Toxicity to reproduction: other studies

Additional information

A reproductive study of female refinery workers has not demonstrated an association between relatively high soluble nickel exposures (worst case scenario with higher blood and urinary levels) and the following reproductive outcomes: genital malformations (hypospadias and cryptorchidism), spontaneous abortions, small-for-gestational-age newborns, and skeletal malformations (Vaktskjold et al., 2006, 2007, 2008a&b).  Genital malformations are considered as one of the most sensitive endpoints for human developmental toxicity while spontaneous abortions may be the closest human equivalent outcome to the effects seen in animals.

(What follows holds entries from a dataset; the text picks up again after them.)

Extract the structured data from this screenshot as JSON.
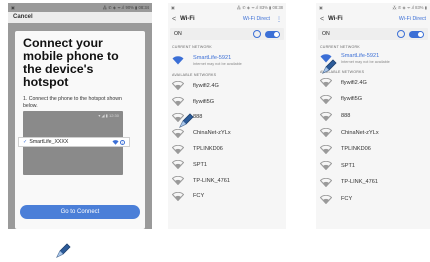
{
  "colors": {
    "accent": "#3b6fd6",
    "button": "#4b7fd8",
    "dim": "#9a9a9a"
  },
  "screen1": {
    "status_left": "▣",
    "status_right": "⁂ ✆ ◈ ᯤ.ıl 90% ▮ 08:34",
    "cancel": "Cancel",
    "title": "Connect your mobile phone to the device's hotspot",
    "step": "1. Connect the phone to the hotspot shown below.",
    "mock_status": "▾ ◢ ▮ 12:30",
    "hotspot_name": "SmartLife_XXXX",
    "connect_button": "Go to Connect"
  },
  "screen2": {
    "status_left": "▣",
    "status_right": "⁂ ✆ ◈ ᯤ.ıl 83% ▮ 08:38",
    "back": "<",
    "title": "Wi-Fi",
    "wifi_direct": "Wi-Fi Direct",
    "more": "⋮",
    "toggle_label": "ON",
    "current_header": "CURRENT NETWORK",
    "current": {
      "name": "SmartLife-5921",
      "sub": "Internet may not be available"
    },
    "available_header": "AVAILABLE NETWORKS",
    "networks": [
      "flywifi2.4G",
      "flywifi5G",
      "888",
      "ChinaNet-zYLx",
      "TPLINKD06",
      "SPT1",
      "TP-LINK_4761",
      "FCY"
    ]
  },
  "screen3": {
    "status_left": "▣",
    "status_right": "⁂ ✆ ◈ ᯤ.ıl 83% ▮",
    "back": "<",
    "title": "Wi-Fi",
    "wifi_direct": "Wi-Fi Direct",
    "toggle_label": "ON",
    "current_header": "CURRENT NETWORK",
    "current": {
      "name": "SmartLife-5921",
      "sub": "Internet may not be available"
    },
    "available_header": "AVAILABLE NETWORKS",
    "networks": [
      "flywifi2.4G",
      "flywifi5G",
      "888",
      "ChinaNet-zYLx",
      "TPLINKD06",
      "SPT1",
      "TP-LINK_4761",
      "FCY"
    ]
  }
}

The geometric means of the workers’ exposures in this study ranged from 0.03-0.084 mg Ni/m3 in the low exposure group to 0.15-0.33 mg Ni/m3 in the high exposure group. 

 

These data demonstrate that a weight-of-evidence approach to the evaluation of reproductive toxicity of nickel substances is needed. While a reproductive “hazard” from nickel exposure can be demonstrated in animals, there is no demonstrable “risk” of reproductive impairment in the single female occupational cohort that can be confirmed to have been consistently exposed to high levels of nickel. Consequently, the risk of reproductive impairment from occupational nickel exposure is exceedingly small and the risk for the general population is almost non-existent

Justification for classification or non-classification

Ni hydroxycarbonate is classified as Cat 2:R61 and Repr. 1B;H360D in the 1st ATP to the CLP Regulation. Background information is provided in the discussion sections above and in the background document attached to Sections 7.8.1 and 7.8.2 of IUCLID and Appendix B5 to the CSR.